++++ ENTRIES SHOWN

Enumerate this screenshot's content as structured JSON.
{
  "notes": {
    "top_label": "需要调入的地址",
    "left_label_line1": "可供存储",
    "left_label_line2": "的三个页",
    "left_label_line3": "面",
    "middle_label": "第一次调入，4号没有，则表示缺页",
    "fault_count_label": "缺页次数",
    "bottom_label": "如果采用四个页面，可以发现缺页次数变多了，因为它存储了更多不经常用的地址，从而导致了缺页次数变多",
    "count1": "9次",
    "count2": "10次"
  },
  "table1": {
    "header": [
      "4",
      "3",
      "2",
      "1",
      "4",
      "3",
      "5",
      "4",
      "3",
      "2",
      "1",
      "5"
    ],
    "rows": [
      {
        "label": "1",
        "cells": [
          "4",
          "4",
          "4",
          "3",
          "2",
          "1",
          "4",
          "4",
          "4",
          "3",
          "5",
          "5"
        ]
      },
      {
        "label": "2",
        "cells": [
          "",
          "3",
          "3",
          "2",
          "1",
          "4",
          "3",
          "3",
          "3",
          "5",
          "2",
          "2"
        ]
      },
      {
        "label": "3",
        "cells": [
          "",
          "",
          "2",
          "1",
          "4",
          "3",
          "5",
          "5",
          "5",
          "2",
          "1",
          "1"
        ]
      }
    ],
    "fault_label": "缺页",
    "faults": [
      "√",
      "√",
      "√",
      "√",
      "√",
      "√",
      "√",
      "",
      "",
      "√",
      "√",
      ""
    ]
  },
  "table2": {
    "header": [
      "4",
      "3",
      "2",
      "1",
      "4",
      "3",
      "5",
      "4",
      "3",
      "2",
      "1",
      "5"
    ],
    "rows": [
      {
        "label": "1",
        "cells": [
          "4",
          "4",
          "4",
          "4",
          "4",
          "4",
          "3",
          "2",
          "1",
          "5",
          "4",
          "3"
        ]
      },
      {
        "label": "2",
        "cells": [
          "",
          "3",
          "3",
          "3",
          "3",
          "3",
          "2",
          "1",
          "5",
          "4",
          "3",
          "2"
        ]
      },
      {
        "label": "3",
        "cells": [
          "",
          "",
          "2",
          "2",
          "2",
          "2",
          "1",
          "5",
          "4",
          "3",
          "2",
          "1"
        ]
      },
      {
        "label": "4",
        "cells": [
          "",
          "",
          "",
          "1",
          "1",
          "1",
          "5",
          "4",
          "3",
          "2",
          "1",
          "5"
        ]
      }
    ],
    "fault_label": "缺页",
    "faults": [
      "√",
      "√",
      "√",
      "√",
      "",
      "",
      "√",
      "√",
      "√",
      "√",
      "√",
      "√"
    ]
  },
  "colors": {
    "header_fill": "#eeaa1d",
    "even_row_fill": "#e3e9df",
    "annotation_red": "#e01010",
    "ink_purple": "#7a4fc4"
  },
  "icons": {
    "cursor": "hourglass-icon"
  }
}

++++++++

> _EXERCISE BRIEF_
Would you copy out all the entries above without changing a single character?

> _EXERCISE RESULT_
Enumerate this screenshot's content as structured JSON.
{
  "notes": {
    "top_label": "需要调入的地址",
    "left_label_line1": "可供存储",
    "left_label_line2": "的三个页",
    "left_label_line3": "面",
    "middle_label": "第一次调入，4号没有，则表示缺页",
    "fault_count_label": "缺页次数",
    "bottom_label": "如果采用四个页面，可以发现缺页次数变多了，因为它存储了更多不经常用的地址，从而导致了缺页次数变多",
    "count1": "9次",
    "count2": "10次"
  },
  "table1": {
    "header": [
      "4",
      "3",
      "2",
      "1",
      "4",
      "3",
      "5",
      "4",
      "3",
      "2",
      "1",
      "5"
    ],
    "rows": [
      {
        "label": "1",
        "cells": [
          "4",
          "4",
          "4",
          "3",
          "2",
          "1",
          "4",
          "4",
          "4",
          "3",
          "5",
          "5"
        ]
      },
      {
        "label": "2",
        "cells": [
          "",
          "3",
          "3",
          "2",
          "1",
          "4",
          "3",
          "3",
          "3",
          "5",
          "2",
          "2"
        ]
      },
      {
        "label": "3",
        "cells": [
          "",
          "",
          "2",
          "1",
          "4",
          "3",
          "5",
          "5",
          "5",
          "2",
          "1",
          "1"
        ]
      }
    ],
    "fault_label": "缺页",
    "faults": [
      "√",
      "√",
      "√",
      "√",
      "√",
      "√",
      "√",
      "",
      "",
      "√",
      "√",
      ""
    ]
  },
  "table2": {
    "header": [
      "4",
      "3",
      "2",
      "1",
      "4",
      "3",
      "5",
      "4",
      "3",
      "2",
      "1",
      "5"
    ],
    "rows": [
      {
        "label": "1",
        "cells": [
          "4",
          "4",
          "4",
          "4",
          "4",
          "4",
          "3",
          "2",
          "1",
          "5",
          "4",
          "3"
        ]
      },
      {
        "label": "2",
        "cells": [
          "",
          "3",
          "3",
          "3",
          "3",
          "3",
          "2",
          "1",
          "5",
          "4",
          "3",
          "2"
        ]
      },
      {
        "label": "3",
        "cells": [
          "",
          "",
          "2",
          "2",
          "2",
          "2",
          "1",
          "5",
          "4",
          "3",
          "2",
          "1"
        ]
      },
      {
        "label": "4",
        "cells": [
          "",
          "",
          "",
          "1",
          "1",
          "1",
          "5",
          "4",
          "3",
          "2",
          "1",
          "5"
        ]
      }
    ],
    "fault_label": "缺页",
    "faults": [
      "√",
      "√",
      "√",
      "√",
      "",
      "",
      "√",
      "√",
      "√",
      "√",
      "√",
      "√"
    ]
  },
  "colors": {
    "header_fill": "#eeaa1d",
    "even_row_fill": "#e3e9df",
    "annotation_red": "#e01010",
    "ink_purple": "#7a4fc4"
  },
  "icons": {
    "cursor": "hourglass-icon"
  }
}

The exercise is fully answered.